-- Raw data follows --

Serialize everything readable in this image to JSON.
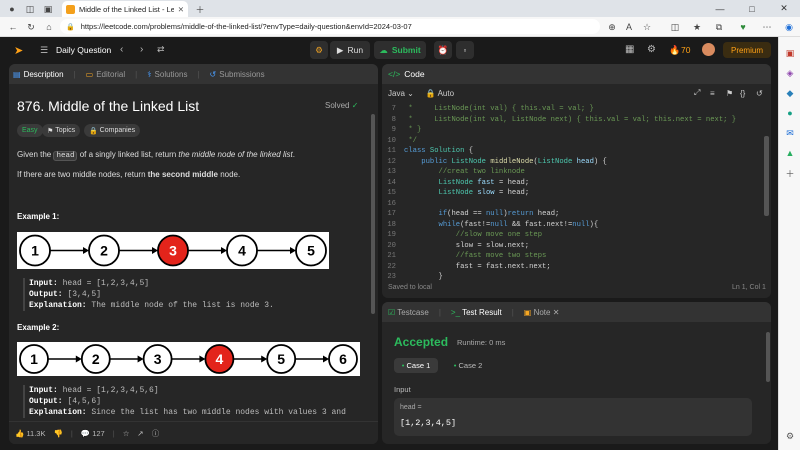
{
  "browser": {
    "tab_title": "Middle of the Linked List - LeetC",
    "url": "https://leetcode.com/problems/middle-of-the-linked-list/?envType=daily-question&envId=2024-03-07"
  },
  "header": {
    "title": "Daily Question",
    "run_label": "Run",
    "submit_label": "Submit",
    "streak_count": "70",
    "premium_label": "Premium"
  },
  "left": {
    "tabs": [
      "Description",
      "Editorial",
      "Solutions",
      "Submissions"
    ],
    "problem_title": "876. Middle of the Linked List",
    "solved_label": "Solved",
    "chips": [
      "Easy",
      "Topics",
      "Companies"
    ],
    "desc_given": "Given the ",
    "desc_head": "head",
    "desc_rest": " of a singly linked list, return ",
    "desc_italic": "the middle node of the linked list",
    "desc_end": ".",
    "desc2_start": "If there are two middle nodes, return ",
    "desc2_bold": "the second middle",
    "desc2_end": " node.",
    "example1": {
      "label": "Example 1:",
      "nodes": [
        "1",
        "2",
        "3",
        "4",
        "5"
      ],
      "highlight": 2,
      "input_label": "Input:",
      "input": "head = [1,2,3,4,5]",
      "output_label": "Output:",
      "output": "[3,4,5]",
      "explanation_label": "Explanation:",
      "explanation": "The middle node of the list is node 3."
    },
    "example2": {
      "label": "Example 2:",
      "nodes": [
        "1",
        "2",
        "3",
        "4",
        "5",
        "6"
      ],
      "highlight": 3,
      "input_label": "Input:",
      "input": "head = [1,2,3,4,5,6]",
      "output_label": "Output:",
      "output": "[4,5,6]",
      "explanation_label": "Explanation:",
      "explanation": "Since the list has two middle nodes with values 3 and"
    },
    "likes": "11.3K",
    "comments": "127"
  },
  "code": {
    "title": "Code",
    "language": "Java",
    "mode": "Auto",
    "lines": [
      {
        "n": "7",
        "html": "<span class='cm'> *     ListNode(int val) { this.val = val; }</span>"
      },
      {
        "n": "8",
        "html": "<span class='cm'> *     ListNode(int val, ListNode next) { this.val = val; this.next = next; }</span>"
      },
      {
        "n": "9",
        "html": "<span class='cm'> * }</span>"
      },
      {
        "n": "10",
        "html": "<span class='cm'> */</span>"
      },
      {
        "n": "11",
        "html": "<span class='kw'>class</span> <span class='ty'>Solution</span> <span class='plain'>{</span>"
      },
      {
        "n": "12",
        "html": "<span class='plain'>    </span><span class='kw'>public</span> <span class='ty'>ListNode</span> <span class='fn'>middleNode</span><span class='plain'>(</span><span class='ty'>ListNode</span> <span class='cyan'>head</span><span class='plain'>) {</span>"
      },
      {
        "n": "13",
        "html": "<span class='cm'>        //creat two linknode</span>"
      },
      {
        "n": "14",
        "html": "<span class='plain'>        </span><span class='ty'>ListNode</span> <span class='cyan'>fast</span> <span class='plain'>= head;</span>"
      },
      {
        "n": "15",
        "html": "<span class='plain'>        </span><span class='ty'>ListNode</span> <span class='cyan'>slow</span> <span class='plain'>= head;</span>"
      },
      {
        "n": "16",
        "html": ""
      },
      {
        "n": "17",
        "html": "<span class='plain'>        </span><span class='kw'>if</span><span class='plain'>(head == </span><span class='kw'>null</span><span class='plain'>)</span><span class='kw'>return</span><span class='plain'> head;</span>"
      },
      {
        "n": "18",
        "html": "<span class='plain'>        </span><span class='kw'>while</span><span class='plain'>(fast!=</span><span class='kw'>null</span><span class='plain'> &amp;&amp; fast.next!=</span><span class='kw'>null</span><span class='plain'>){</span>"
      },
      {
        "n": "19",
        "html": "<span class='cm'>            //slow move one step</span>"
      },
      {
        "n": "20",
        "html": "<span class='plain'>            slow = slow.next;</span>"
      },
      {
        "n": "21",
        "html": "<span class='cm'>            //fast move two steps</span>"
      },
      {
        "n": "22",
        "html": "<span class='plain'>            fast = fast.next.next;</span>"
      },
      {
        "n": "23",
        "html": "<span class='plain'>        }</span>"
      }
    ],
    "saved": "Saved to local",
    "cursor": "Ln 1, Col 1"
  },
  "test": {
    "tabs": [
      "Testcase",
      "Test Result",
      "Note"
    ],
    "status": "Accepted",
    "runtime": "Runtime: 0 ms",
    "cases": [
      "Case 1",
      "Case 2"
    ],
    "input_label": "Input",
    "var_name": "head =",
    "var_value": "[1,2,3,4,5]"
  }
}
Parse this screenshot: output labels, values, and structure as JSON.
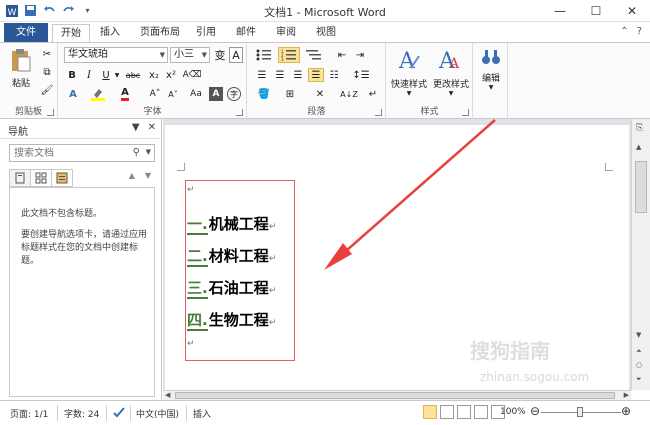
{
  "window": {
    "title": "文档1 - Microsoft Word"
  },
  "tabs": {
    "file": "文件",
    "items": [
      "开始",
      "插入",
      "页面布局",
      "引用",
      "邮件",
      "审阅",
      "视图"
    ]
  },
  "ribbon": {
    "clipboard": {
      "paste": "粘贴",
      "label": "剪贴板"
    },
    "font": {
      "name": "华文琥珀",
      "size": "小三",
      "label": "字体",
      "bold": "B",
      "italic": "I",
      "underline": "U",
      "strike": "abc",
      "subscript": "x₂",
      "superscript": "x²",
      "font_color": "A",
      "grow": "A˄",
      "shrink": "A˅",
      "case": "Aa"
    },
    "paragraph": {
      "label": "段落"
    },
    "styles": {
      "quick_styles": "快速样式",
      "change_styles": "更改样式",
      "label": "样式"
    },
    "editing": {
      "label": "编辑"
    }
  },
  "nav": {
    "title": "导航",
    "search_placeholder": "搜索文档",
    "message1": "此文档不包含标题。",
    "message2": "要创建导航选项卡，请通过应用标题样式在您的文档中创建标题。"
  },
  "document": {
    "headings": [
      {
        "num": "一.",
        "text": "机械工程"
      },
      {
        "num": "二.",
        "text": "材料工程"
      },
      {
        "num": "三.",
        "text": "石油工程"
      },
      {
        "num": "四.",
        "text": "生物工程"
      }
    ]
  },
  "status": {
    "page": "页面: 1/1",
    "words": "字数: 24",
    "language": "中文(中国)",
    "mode": "插入",
    "zoom": "100%"
  },
  "colors": {
    "file_tab": "#2b5797",
    "arrow": "#e8403a",
    "heading_box": "#e06060",
    "numbering": "#4a7a3a"
  },
  "watermark": {
    "text": "搜狗指南",
    "url": "zhinan.sogou.com"
  }
}
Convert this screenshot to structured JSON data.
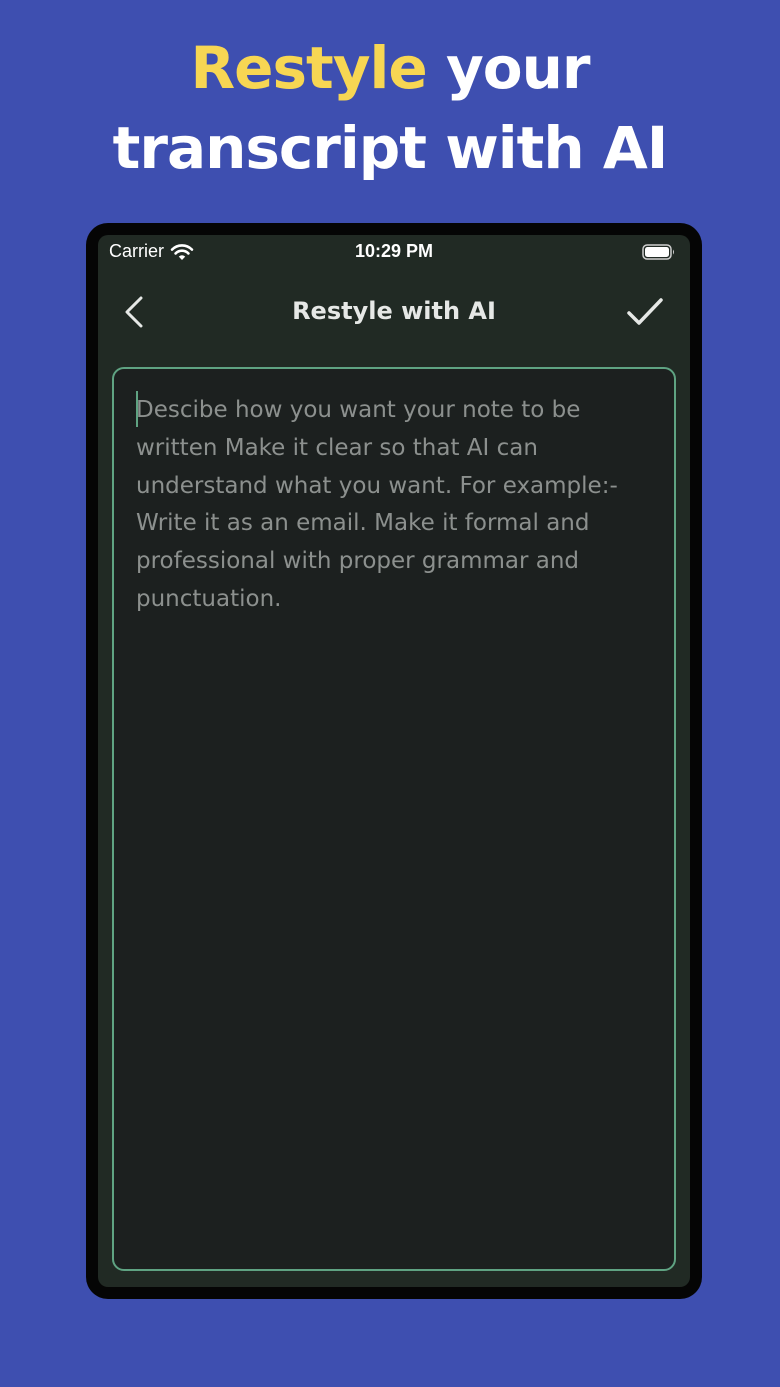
{
  "headline": {
    "accent": "Restyle",
    "line1_rest": " your",
    "line2": "transcript with AI"
  },
  "status_bar": {
    "carrier": "Carrier",
    "time": "10:29 PM",
    "wifi_icon": "wifi-icon",
    "battery_icon": "battery-icon"
  },
  "nav": {
    "title": "Restyle with AI",
    "back_icon": "chevron-left-icon",
    "done_icon": "checkmark-icon"
  },
  "editor": {
    "placeholder": "Descibe how you want your note to be written Make it clear so that AI can understand what you want. For example:- Write it as an email. Make it formal and professional with proper grammar and punctuation."
  },
  "colors": {
    "background": "#3e4fb0",
    "accent": "#f7d653",
    "screen": "#212a24",
    "editor_border": "#5fa382"
  }
}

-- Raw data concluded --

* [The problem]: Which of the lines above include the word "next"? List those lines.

* [Task response]:
        "html": "<span class='cm'> *     ListNode(int val, ListNode next) { this.val = val; this.next = next; }</span>"
        "html": "<span class='plain'>        </span><span class='kw'>while</span><span class='plain'>(fast!=</span><span class='kw'>null</span><span class='plain'> &amp;&amp; fast.next!=</span><span class='kw'>null</span><span class='plain'>){</span>"
        "html": "<span class='plain'>            slow = slow.next;</span>"
        "html": "<span class='plain'>            fast = fast.next.next;</span>"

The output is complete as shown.